The Kosovo Precedent

It is also useful to consider parallel occurrences in Kosovo. In 1998 ethnic cleansing by Serbian troops and paramilitaries led to a NATO intervention without U.N. authorization. There is little question that the move was illegal, but legitimacy was claimed due to the urgent humanitarian need. Ten years later, Kosovo would declare independence from Serbia and the disputed matter would end up before the International Court of Justice. In 2009 the United States provided the Court with a statement on Kosovo that read in part: “Declarations of independence may, and often do, violate domestic legislation. However, this does not make them violations of international law.”

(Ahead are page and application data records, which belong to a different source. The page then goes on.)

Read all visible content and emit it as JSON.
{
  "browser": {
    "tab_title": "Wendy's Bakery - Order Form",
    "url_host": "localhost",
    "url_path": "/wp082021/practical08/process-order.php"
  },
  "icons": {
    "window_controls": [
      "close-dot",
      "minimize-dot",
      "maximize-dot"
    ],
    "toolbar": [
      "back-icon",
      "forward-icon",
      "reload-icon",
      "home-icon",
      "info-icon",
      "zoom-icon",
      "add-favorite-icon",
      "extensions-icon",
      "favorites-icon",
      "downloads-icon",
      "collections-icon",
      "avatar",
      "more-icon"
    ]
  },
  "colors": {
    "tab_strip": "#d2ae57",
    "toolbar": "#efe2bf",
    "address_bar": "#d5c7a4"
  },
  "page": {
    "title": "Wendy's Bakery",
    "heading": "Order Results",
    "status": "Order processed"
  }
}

The United States should accept the Russian annexation of Crimea both as a pragmatic matter, and one of principle. In 1990, during negotiations for the re-unification of Germany, the United States promised that there would be no eastward expansion of NATO. That promise has now been broken three times and eleven new nations have been added to the alliance. Ukraine has also entered in partnership with NATO, and at various times, full membership has been discussed. Russia has consistently expressed its disapproval. According to your website, an objective of your trip was “to reinforce support for NATO”. If this weren’t provocative enough, your three-senator delegation went to a front-line military outpost in Shirokino, Ukraine to incite an escalation to the Donbass War. Senator Graham told the assembled soldiers “Your fight is our fight, 2017 will be the year of offense”. The leader of your delegation, Senator McCain, said “I am convinced you will win and we will do everything we can to provide you with what you need to win”.

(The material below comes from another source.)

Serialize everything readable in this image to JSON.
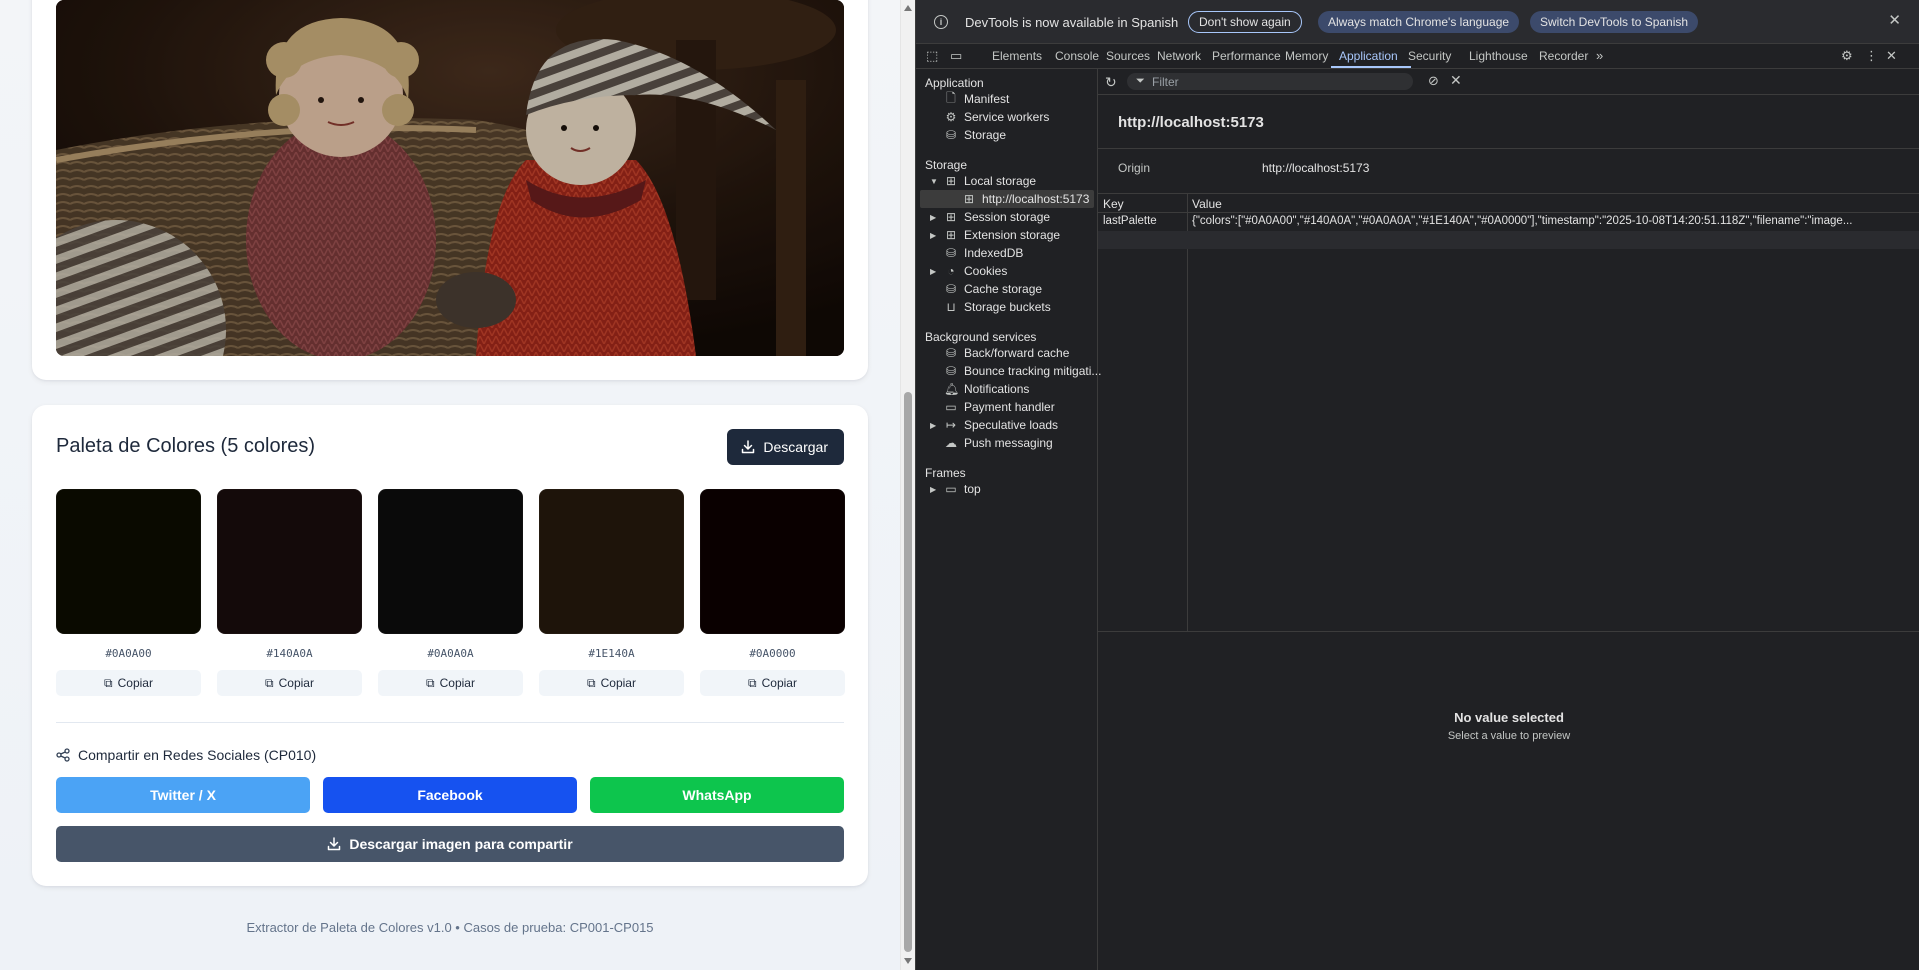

After the speeches were given, you are seen in a video of the New Year’s Eve event accepting what appears to be a gift from one of the uniformed soldiers. With all of the furor over former National Security Advisor Michael Flynn’s resignation, and possible violation of the Logan Act, for discussing alleviation of sanctions with a Russian ambassador, this appears to be a far more serious offense. Not only did your delegation advocate for a foreign policy that was not aligned with that of acting President Obama, it was also contrary to President-elect Trump’s approach to the region. And the results of your advocacy have the potential to be far more deadly than the mere alleviation of sanctions.

Sincerely, Mike Madden St. Paul, Minnesota

February 20, 2017 Posted by | Deception, Fake News, Mainstream Media, Warmongering, Progressive Hypocrite | , , , , , , , | Leave a comment